You wouldn’t think there is much in common between sprint kayaking, Canadian ski instructing and a Chick ‘N’ Fala pita, but ASB customers Duane Dalton and Chris Henderson are living proof that there is.
In 2006 the Kiwi business duo left their sporting careers and brought the Pita Pit franchise to NZ, the first time it had operated outside of North America. Last year they opened their 100th Australasian Pita Pit store and this year they are celebrating 10 years in business together. ”We’ve been through a huge learning curve,“ Duane reflects and their success speaks for itself.
The pair initially approached Pita Pit in Canada about bringing the healthy food franchise to New Zealand. “Back then we were just so hungry for success – we had no fear of failure,” reflects Chris. “Blissfully ignorant!” laughs Duane. And perhaps unsurprisingly, the pair were able to apply their expertise on the sporting field to business. “A game plan versus a strategic plan is not too different.” They opened their first store in Takapuna in 2007 and now they have over 100 stores across New Zealand and Australia.
Refusing to settle
However if you think that running a franchise follows a cookie cutter method, you’d be wrong. The pair quickly found themselves on a steep learning curve, “We were taught how to run a store, not a country operation.” Adapting an overseas operation for New Zealand meant they needed to ‘New Zealandise’ Pita Pit for local customers and communities, something that had never been done before. There is a clear passion in this duo, and it has existed from the start. When designing a new store, they hit a hurdle getting the existing store design into the space available. The store designer told them it couldn't be done. But Chris and Duane stayed and worked all night to nut out a solution and a way to make it fit. “We refused to settle.” This meant many long nights and plenty of hard work but 10 years later they can look back on their success with well-earned satisfaction.
Making good food irresistible
Delivering healthy food - at scale - is something the pair strive for. “We provide food that makes your body reach out and give your mind a hug,” enthuses Chris. From Whangarei to Invercargill you can get the same Pita Pit experience - something industry competitors struggle to replicate. While artisan brands and food suppliers are now plentiful, they often serve a local market but haven’t extended their food offering nationwide as Pita Pit has. And that is where the real business growth is. “We are constantly innovating at scale.”
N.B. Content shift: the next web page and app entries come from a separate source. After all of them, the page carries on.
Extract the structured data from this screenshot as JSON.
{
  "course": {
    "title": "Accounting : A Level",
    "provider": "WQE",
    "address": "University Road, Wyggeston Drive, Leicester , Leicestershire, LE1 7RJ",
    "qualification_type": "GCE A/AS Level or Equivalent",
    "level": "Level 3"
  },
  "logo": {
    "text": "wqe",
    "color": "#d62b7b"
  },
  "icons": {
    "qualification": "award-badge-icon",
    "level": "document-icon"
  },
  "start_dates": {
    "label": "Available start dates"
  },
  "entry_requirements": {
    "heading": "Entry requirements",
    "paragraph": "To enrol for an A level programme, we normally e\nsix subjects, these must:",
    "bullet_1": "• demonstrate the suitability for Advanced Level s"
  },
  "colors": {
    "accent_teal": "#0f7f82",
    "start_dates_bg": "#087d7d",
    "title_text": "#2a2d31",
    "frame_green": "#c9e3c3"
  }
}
The constant swirl of change
Change is constant in every business and for Pita Pit this is no different. Change drives innovation and in today’s world of easily available paleo snacks and clean eating, customers demand more and more. “We are restless in our approach towards innovation,” says Chris. “Customers are more aware of what they are eating and how they are eating it, so innovation is entwined through everything, whether it be sourcing suppliers, lowering salt and sugar levels or social and corporate responsibility.” Recently the pair introduced free range chicken tenders into their menu, something customers have snapped up. And innovation also comes from customers – Pita Pit has noticed the recent ‘menu hack’ of ordering a garden salad then adding chicken tenders to it. Customer driven trends like this help shape future menu options and supplier choices.
So how does a successful business partnership like this survive? “Our partnership is like a marriage. Our marriage is 10 years old and most marriages don't last that long,” Duane laughs. But joking aside, their relationship was formed on a backbone of mutual respect. “Doing what is right, not what is easy. If it is good for the brand then it is ultimately good for us.” Personal agendas are put to one side, and decisions are made together. Ego has no place in their business.
So, from peeling off saucepan labels in the middle of the night to running a franchise of over 100 stores… in just 10 years. Pretty good for a couple of Kiwi blokes.
Duane Dalton and Chris Henderson are finalists in the 2016 Ernst and Young Entrepreneur Of The Year Awards which ASB is a proud sponsor of.